» **Task directions**:
The lines you return should be those containing the string "likes", taken from the data below.

» **Records**:
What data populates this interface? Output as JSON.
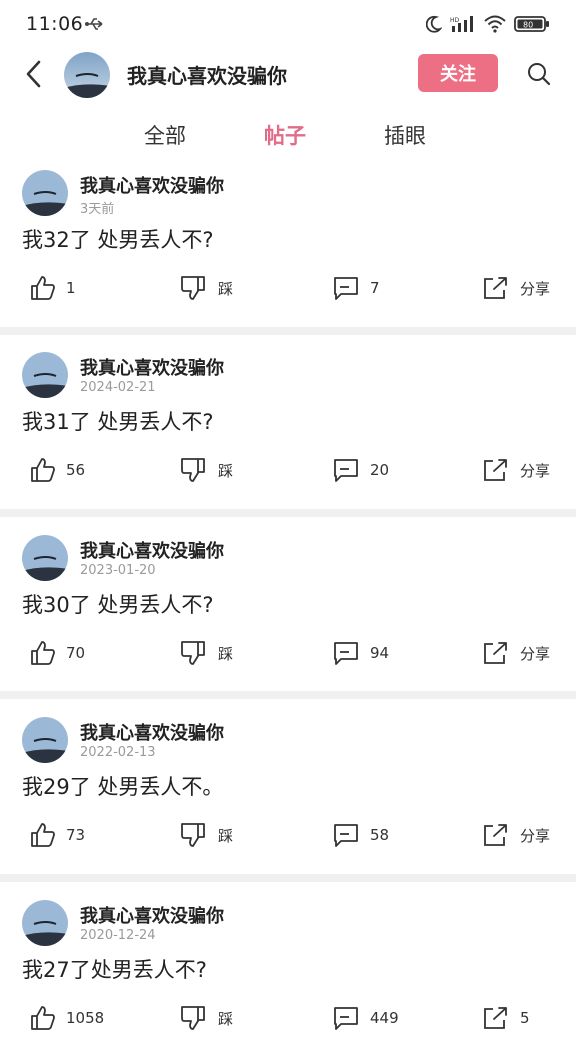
{
  "status_bar": {
    "time": "11:06",
    "battery": "80"
  },
  "header": {
    "title": "我真心喜欢没骗你",
    "follow_label": "关注"
  },
  "tabs": [
    {
      "label": "全部",
      "active": false
    },
    {
      "label": "帖子",
      "active": true
    },
    {
      "label": "插眼",
      "active": false
    }
  ],
  "posts": [
    {
      "author": "我真心喜欢没骗你",
      "time": "3天前",
      "text": "我32了 处男丢人不?",
      "likes": "1",
      "dislike_label": "踩",
      "comments": "7",
      "share": "分享"
    },
    {
      "author": "我真心喜欢没骗你",
      "time": "2024-02-21",
      "text": "我31了 处男丢人不?",
      "likes": "56",
      "dislike_label": "踩",
      "comments": "20",
      "share": "分享"
    },
    {
      "author": "我真心喜欢没骗你",
      "time": "2023-01-20",
      "text": "我30了 处男丢人不?",
      "likes": "70",
      "dislike_label": "踩",
      "comments": "94",
      "share": "分享"
    },
    {
      "author": "我真心喜欢没骗你",
      "time": "2022-02-13",
      "text": "我29了 处男丢人不。",
      "likes": "73",
      "dislike_label": "踩",
      "comments": "58",
      "share": "分享"
    },
    {
      "author": "我真心喜欢没骗你",
      "time": "2020-12-24",
      "text": "我27了处男丢人不?",
      "likes": "1058",
      "dislike_label": "踩",
      "comments": "449",
      "share": "5"
    }
  ],
  "colors": {
    "accent": "#ec6f83",
    "active_tab": "#e16c87",
    "divider": "#f0f0f0"
  }
}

» **Written reply**:
      "likes": "1",
      "likes": "56",
      "likes": "70",
      "likes": "73",
      "likes": "1058",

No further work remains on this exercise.